I receive the maximum Social Security benefit — about 60 percent of the median household income — but the checks have largely been play money for my wife and me. Because Congress repealed the earnings penalty for people who have reached their normal retirement age — in my case, 65 years,
10 months — I remained fully employed with an annual income within the top few percent of all income earners.
Politicians have always extolled a key virtue of Social Security: keeping low-income seniors out of abject poverty. For my family, the monthly checks helped cover my daughter’s education costs at a private university and then her wedding.
Now that I am retired, those Social Security checks come on top of my very generous retirement income (with full benefits) and my wife’s employment income. The checks don’t keep us from falling into poverty. They ensure that we don’t have to sell our second home or tap our financial assets built up over the decades in, of course, tax-deferred 403(b) accounts and other investments.
What is remarkable is that the federal government has sunk ever deeper into debt so that my wife and I, and tens of millions of other middle-class and well-off Americans, can live the lifestyles to which we have become accustomed. Those checks will likely finance a cruise or two and maybe a couple of foreign trips. Our lifestyle would be even grander had we been allowed to invest our Social Security taxes in higher-yielding mutual funds.
Granted, tens of thousands of low-income people — especially those who were unable or unwilling to save while working — may use their Social Security checks to buy basic food, shelter and transportation. As the head of AARP noted in 2011: “Social Security is the principal source of family income for over half of older Americans, and roughly one quarter of those aged 65 and older live in families that depend on Social Security benefits for 90 percent or more of their income. In 2009, Social Security benefits kept over 36 percent of older Americans, including 39 percent of all older women, out of poverty. Before the enactment of Social Security, more than half of those 65 and older were poor.”
Advocates for never touching the benefits of the elderly in lower income groups will never acknowledge that many have much better retirement lifestyles than their annual incomes might suggest. Elderly people who have just started receiving Social Security are often surveyed when their incomes are temporarily suppressed because they have lost jobs, or they are out of work for health reasons. The future job, income and health prospects of some may be bleak, but that is certainly not the case for all.
Some elderly people with low incomes one year can expect relatively nice lifestyles their remaining years. This is especially true for those with savings and no mortgages — who sometimes have backyard swimming pools, nice cars and large-screen HD televisions, as studies have found is the case for many poor people.
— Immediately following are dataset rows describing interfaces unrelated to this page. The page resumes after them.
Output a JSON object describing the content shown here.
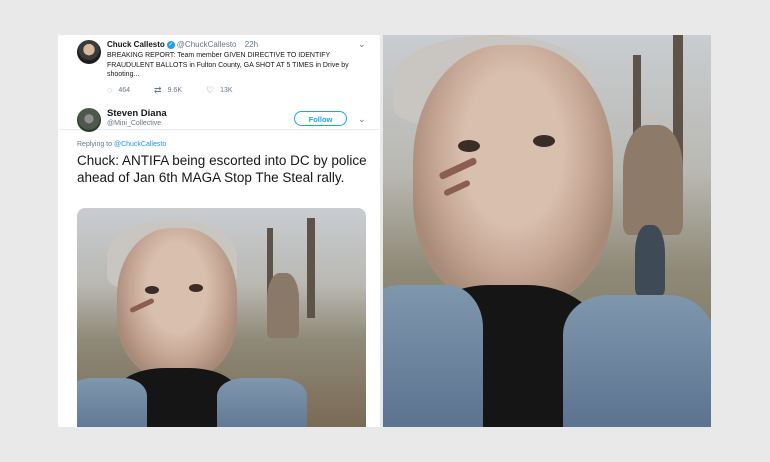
{
  "quoted_tweet": {
    "name": "Chuck Callesto",
    "handle": "@ChuckCallesto",
    "time": "22h",
    "text": "BREAKING REPORT: Team member  GIVEN DIRECTIVE TO IDENTIFY FRAUDULENT BALLOTS in Fulton County, GA SHOT AT 5 TIMES in Drive by shooting...",
    "replies": "464",
    "retweets": "9.6K",
    "likes": "13K"
  },
  "tweet": {
    "name": "Steven Diana",
    "handle": "@Mini_Collective",
    "follow_label": "Follow",
    "replying_prefix": "Replying to",
    "replying_to": "@ChuckCallesto",
    "text": "Chuck: ANTIFA being escorted into DC by police ahead of Jan 6th MAGA Stop The Steal rally."
  },
  "icons": {
    "reply": "reply-icon",
    "retweet": "retweet-icon",
    "like": "heart-icon",
    "verified": "verified-icon",
    "caret": "chevron-down-icon"
  },
  "colors": {
    "twitter_blue": "#1da1f2",
    "background": "#e9e9ea"
  }
}
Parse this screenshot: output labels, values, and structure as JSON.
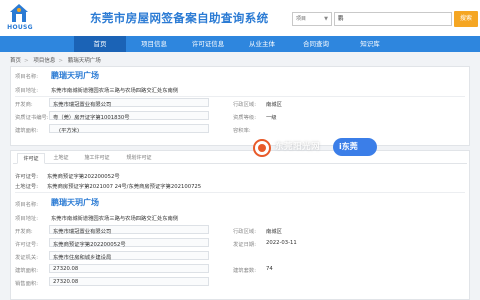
{
  "header": {
    "logo_text": "HOUSG",
    "site_title": "东莞市房屋网签备案自助查询系统",
    "search_type": "项目",
    "search_value": "鹏",
    "search_button": "搜索"
  },
  "nav": [
    "首页",
    "项目信息",
    "许可证信息",
    "从业主体",
    "合同查询",
    "知识库"
  ],
  "breadcrumb": [
    "首页",
    "项目信息",
    "鹏瑞天玥广场"
  ],
  "top_panel": {
    "project_name": "鹏瑞天玥广场",
    "address_label": "项目地址:",
    "address_value": "东莞市南城街道雅园农场三路与农场四路交汇处东南侧",
    "developer_label": "开发商:",
    "developer_value": "东莞市瑞冠置业有限公司",
    "district_label": "行政区域:",
    "district_value": "南城区",
    "cert_label": "资质证书编号:",
    "cert_value": "粤（莞）房开证字第1001830号",
    "grade_label": "资质等级:",
    "grade_value": "一级",
    "area_label": "建筑面积:",
    "area_value": "(平方米)",
    "usage_label": "容积率:"
  },
  "tabs": [
    "许可证",
    "土地证",
    "施工许可证",
    "规划许可证"
  ],
  "permit_block": {
    "permit_label": "许可证号:",
    "permit_value": "东莞商预证字第202200052号",
    "land_label": "土地证号:",
    "land_value": "东莞商房预证字第2021007 24号/东莞商房预证字第202100725"
  },
  "bottom_panel": {
    "project_label": "项目名称:",
    "project_name": "鹏瑞天玥广场",
    "address_label": "项目地址:",
    "address_value": "东莞市南城街道雅园农场三路与农场四路交汇处东南侧",
    "district_label": "行政区域:",
    "district_value": "南城区",
    "developer_label": "开发商:",
    "developer_value": "东莞市瑞冠置业有限公司",
    "permit_label": "许可证号:",
    "permit_value": "东莞商预证字第202200052号",
    "issue_label": "发证机关:",
    "issue_value": "东莞市住房和城乡建设局",
    "date_label": "发证日期:",
    "date_value": "2022-03-11",
    "area_label": "建筑面积:",
    "area_value": "27320.08",
    "units_label": "建筑套数:",
    "units_value": "74",
    "sale_area_label": "销售面积:",
    "sale_area_value": "27320.08"
  },
  "watermark": {
    "text": "东莞阳光网",
    "badge": "i东莞"
  }
}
Today, over a third of Social Security recipients have total family incomes above the national median income (about $50,000); over a fifth of social security recipients have family incomes over 50 percent higher; and nearly an eighth (12.2 percent) have household incomes above $105,000. Given the country’s extraordinary fiscal exigencies, are Social Security benefits politically untouchable — even for high-income recipients?
Richard McKenzie is a senior fellow with the National Center for Policy Analysis.